Uzair Babar, 18, from Houston, born in Pakistan
I have always thought of myself as an American — the U.S. is the only place I have ever called home. From my first day of pre-school to my college orientation this fall, I’ve been raised and educated right here in Houston. I’ve never even been outside of Texas, and the thought of leaving seems absurd. I love being able to live the American dream, and I know it is all thanks to the sacrifice and hardship my parents have faced as undocumented immigrants. Both have had to work odd jobs to make ends meet and have dedicated all of their time, energy, and money towards providing for their four children so that we can be successful in life. In July 1999, just five months after I was born, my mother, father, and I immigrated from Karachi, Pakistan to Houston, Texas. 18 years later I am about to start college as a proud first-generation college student, a DREAMer, and a Scholar. My three younger siblings are all American citizens, but they understand the struggles of undocumented immigrants and support me and my parents in every way they can. I feel like I’m an American citizen just like them since Houston is all I have ever known. But I’m not. We have always hidden my status and my parents’ undocumented status from our neighbors, friends, and colleagues.
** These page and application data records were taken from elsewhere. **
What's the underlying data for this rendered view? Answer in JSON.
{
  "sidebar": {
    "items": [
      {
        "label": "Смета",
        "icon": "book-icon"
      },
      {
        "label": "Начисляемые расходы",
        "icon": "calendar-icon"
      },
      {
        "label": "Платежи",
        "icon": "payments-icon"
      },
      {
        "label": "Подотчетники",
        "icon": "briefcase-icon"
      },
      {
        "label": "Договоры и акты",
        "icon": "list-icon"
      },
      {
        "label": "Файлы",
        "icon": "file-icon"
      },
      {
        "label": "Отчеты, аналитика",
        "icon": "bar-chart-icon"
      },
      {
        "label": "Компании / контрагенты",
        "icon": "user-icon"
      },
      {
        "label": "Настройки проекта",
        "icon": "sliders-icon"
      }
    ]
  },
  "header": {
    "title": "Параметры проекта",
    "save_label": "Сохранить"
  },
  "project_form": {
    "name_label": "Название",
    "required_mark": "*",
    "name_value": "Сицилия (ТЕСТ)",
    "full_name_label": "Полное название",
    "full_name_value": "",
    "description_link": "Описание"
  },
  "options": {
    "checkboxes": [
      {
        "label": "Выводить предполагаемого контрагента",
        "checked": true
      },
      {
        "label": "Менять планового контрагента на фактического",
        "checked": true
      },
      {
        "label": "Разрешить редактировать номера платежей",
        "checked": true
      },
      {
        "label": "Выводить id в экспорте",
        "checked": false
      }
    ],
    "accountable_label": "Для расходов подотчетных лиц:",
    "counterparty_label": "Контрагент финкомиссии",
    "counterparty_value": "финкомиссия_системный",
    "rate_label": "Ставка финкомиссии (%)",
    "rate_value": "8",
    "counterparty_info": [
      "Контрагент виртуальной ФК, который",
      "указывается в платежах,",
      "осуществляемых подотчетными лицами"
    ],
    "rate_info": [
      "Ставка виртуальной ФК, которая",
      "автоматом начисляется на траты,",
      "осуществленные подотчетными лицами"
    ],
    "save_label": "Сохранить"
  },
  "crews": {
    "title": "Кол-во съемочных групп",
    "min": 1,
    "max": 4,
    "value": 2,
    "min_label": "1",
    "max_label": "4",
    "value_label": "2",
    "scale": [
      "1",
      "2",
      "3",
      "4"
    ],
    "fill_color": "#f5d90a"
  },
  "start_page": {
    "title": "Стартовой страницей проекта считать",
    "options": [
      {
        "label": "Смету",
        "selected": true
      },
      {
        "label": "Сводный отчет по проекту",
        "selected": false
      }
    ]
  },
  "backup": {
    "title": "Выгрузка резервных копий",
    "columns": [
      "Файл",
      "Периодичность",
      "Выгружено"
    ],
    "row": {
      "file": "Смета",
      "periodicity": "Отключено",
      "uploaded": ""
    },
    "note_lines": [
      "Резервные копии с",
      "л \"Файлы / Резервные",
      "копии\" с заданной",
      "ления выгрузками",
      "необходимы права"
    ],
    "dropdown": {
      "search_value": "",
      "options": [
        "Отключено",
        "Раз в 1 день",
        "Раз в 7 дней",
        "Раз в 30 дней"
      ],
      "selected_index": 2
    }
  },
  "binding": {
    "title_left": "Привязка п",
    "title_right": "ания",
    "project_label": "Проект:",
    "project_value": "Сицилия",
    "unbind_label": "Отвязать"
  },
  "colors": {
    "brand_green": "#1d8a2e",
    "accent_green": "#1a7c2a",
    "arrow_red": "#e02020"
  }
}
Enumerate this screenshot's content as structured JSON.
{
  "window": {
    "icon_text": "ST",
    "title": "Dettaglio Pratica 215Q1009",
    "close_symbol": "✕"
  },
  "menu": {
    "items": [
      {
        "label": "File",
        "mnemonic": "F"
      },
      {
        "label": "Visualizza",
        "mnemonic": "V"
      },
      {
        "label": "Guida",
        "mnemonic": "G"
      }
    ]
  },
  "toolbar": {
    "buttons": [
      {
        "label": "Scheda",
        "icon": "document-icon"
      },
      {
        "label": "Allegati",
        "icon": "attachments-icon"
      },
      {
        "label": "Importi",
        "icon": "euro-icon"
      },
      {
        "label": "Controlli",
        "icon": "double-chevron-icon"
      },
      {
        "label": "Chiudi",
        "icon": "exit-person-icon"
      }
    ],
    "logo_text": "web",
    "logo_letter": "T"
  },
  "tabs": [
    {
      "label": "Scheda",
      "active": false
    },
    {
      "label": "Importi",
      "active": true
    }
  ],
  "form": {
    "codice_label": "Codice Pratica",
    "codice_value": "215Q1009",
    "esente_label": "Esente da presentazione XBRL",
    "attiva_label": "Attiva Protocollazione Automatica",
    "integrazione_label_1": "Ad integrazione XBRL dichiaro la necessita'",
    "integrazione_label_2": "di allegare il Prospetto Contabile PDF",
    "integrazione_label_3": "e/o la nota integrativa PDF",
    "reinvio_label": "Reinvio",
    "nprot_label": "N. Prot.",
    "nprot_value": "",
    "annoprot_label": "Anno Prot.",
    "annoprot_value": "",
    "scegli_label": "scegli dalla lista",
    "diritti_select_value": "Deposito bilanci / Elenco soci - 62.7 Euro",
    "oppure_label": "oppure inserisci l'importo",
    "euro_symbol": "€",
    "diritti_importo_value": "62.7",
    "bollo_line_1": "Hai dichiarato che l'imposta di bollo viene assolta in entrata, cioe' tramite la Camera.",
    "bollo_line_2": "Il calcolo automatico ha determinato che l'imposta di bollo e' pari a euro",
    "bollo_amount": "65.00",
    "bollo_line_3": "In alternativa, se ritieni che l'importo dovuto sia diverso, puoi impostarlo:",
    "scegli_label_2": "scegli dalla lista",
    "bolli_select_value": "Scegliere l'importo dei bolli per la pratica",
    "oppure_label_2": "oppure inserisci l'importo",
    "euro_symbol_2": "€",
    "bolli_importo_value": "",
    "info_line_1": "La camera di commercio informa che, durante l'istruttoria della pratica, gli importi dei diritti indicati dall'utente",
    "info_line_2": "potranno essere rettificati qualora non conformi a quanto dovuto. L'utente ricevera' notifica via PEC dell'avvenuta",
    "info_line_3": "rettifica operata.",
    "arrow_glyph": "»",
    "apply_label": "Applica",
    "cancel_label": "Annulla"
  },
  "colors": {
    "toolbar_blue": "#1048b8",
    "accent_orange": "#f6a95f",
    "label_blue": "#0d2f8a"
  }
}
My undocumented status really sank in as I got older, when I couldn’t get regular documents like a Social Security Number, a driver’s license, or a passport. As soon as I turned 16, I applied for DACA which would give me the opportunity to go to college and get a job. This may seem so simple for the average person, but when I received DREAMer status three years ago, everything changed. Now I am able to continue my education, pursue my dream to become a nurse, support my family, and give back to my community. Today, DREAMers can contribute more than ever before to the classroom and to the workforce. And scholarships like TheDream.US help us access higher education, which helps form successful, engaged citizens and provides a sturdy foundation for the economy and our government. I want to go into nursing because I have seen my parents struggle to afford medical costs. My siblings are all citizens and therefore had better access to health benefits, but, when I was sick, my parents had to pay an arm and a leg in order for me to see a doctor. All throughout high school, I volunteered with the Red Cross. It made me passionate about working with the Houston community and caring for others. Although I have just started down my new path at college, I already plan to use my education and talents to help all people, especially people like my parents who don’t always have the resources to afford the help they need.